HOW EFFECTIVE ARE CURRENT SIDELINE CONCUSSION/SUBCONCUSSION RECOMMENDATIONS, AND HOW WELL DO YOU THINK THEY ARE BEING FOLLOWED?
JK: I do think that we've made significant progress. We are starting to see fewer mismanaged injuries and more critical thinking going into making neurological decisions. We have a long way to go, however, both in creating dynamic and comprehensive evaluation techniques and in disseminating good information across the entire landscape of sports.
CK: The current guidelines across a broad range of professional organizations provide valuable, unbiased management recommendations. These include removal from contact risk/play if a concussion is suspected, and not returning the athletes to play until they've been evaluated and recovered.
WHAT IMPROVEMENTS COULD BE MADE?
JK: There are many. I would like to see a greater respect for the complexity of the “return to play” decision. It is a medical decision, one that not only looks at the current injury in a comprehensive manner, but also includes the totality of the patient's neurological and sport-related health. Too many people assume that you can make these decisions using protocols or simple tests. This is not only inappropriate, but could also be dangerous. I would also like to see more responsibility in the media. I would like to think the media has a responsibility to check facts and understand the agendas of those they interview. Science is not opinion. Both are necessary and both are important, but one should never mistake the two.
CG: The field of sports concussion is changing rapidly. New groups are becoming increasingly involved in sports concussion, and the number of relevant research publications is steadily increasing to help cover the gaps in our knowledge. Clearly, an update to the evidence-based guidelines within the next three to four years is warranted, just to keep up with ongoing research.
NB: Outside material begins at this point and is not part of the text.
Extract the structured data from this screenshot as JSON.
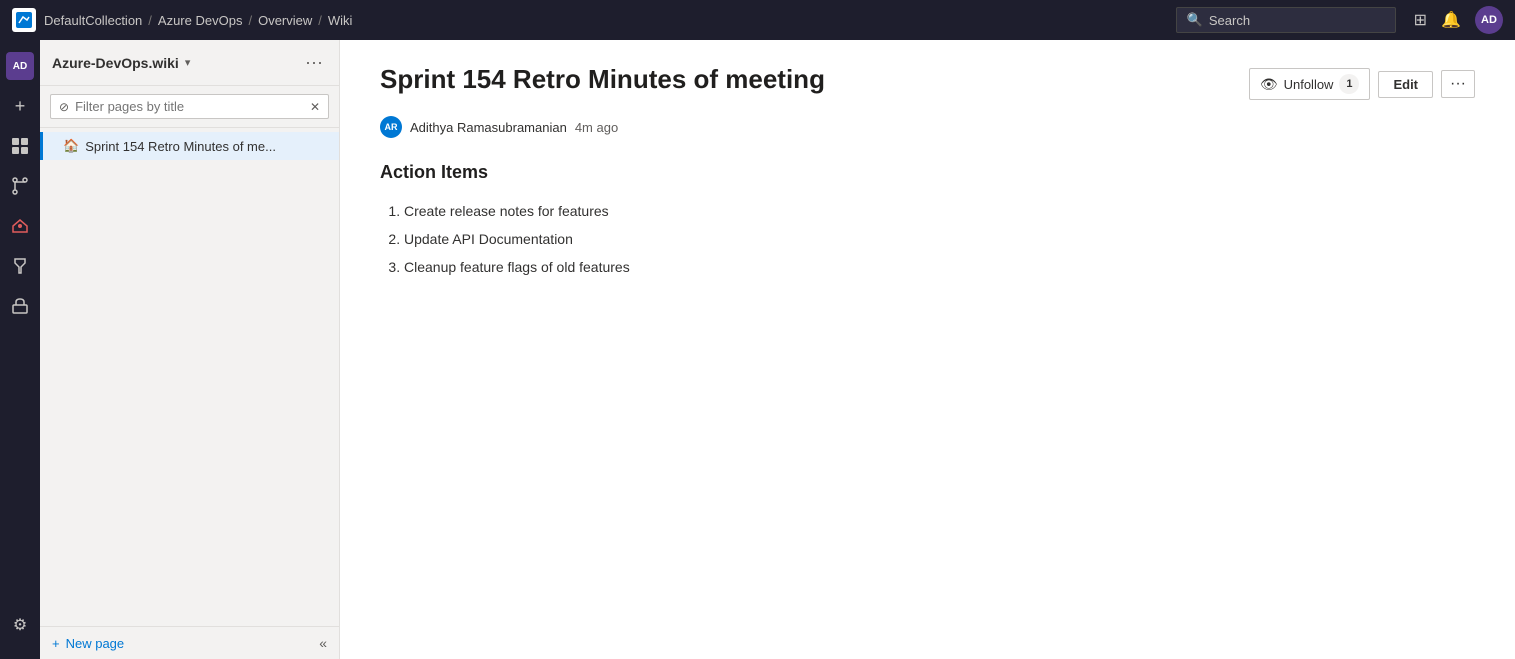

Importantly, a standardized definition of concussion (and subconcussion and post-concussion syndrome, if possible) would be helpful for clinical care protocols, but also serve as an indication of the challenges still facing the field of sports concussion.
HOW CLOSE IS THE FIELD TO DEVELOPING A CONSENSUS DEFINITION OF POST-CONCUSSION SYNDROME (PCS)?
JK: PCS is unfortunately quite common and usually misunderstood, both by patients and providers. I don't think we are very far away from developing a consensus — we don't need any breakthrough science or a tremendous body of new work. What we need is clear thought, critical thinking, and a concerted effort from multiple fields to get on the same page. This is one of the very clear goals of this conference.
CG: To advance the field, it is critically important to develop standard/consensus definitions for concussion, subconcussion, post-concussion syndrome, so that we may more readily study these entities and plan for optimal recovery.
This is the first in a series of articles that will look at new research, policies, and practices on and off the field in traumatic brain injury and concussion.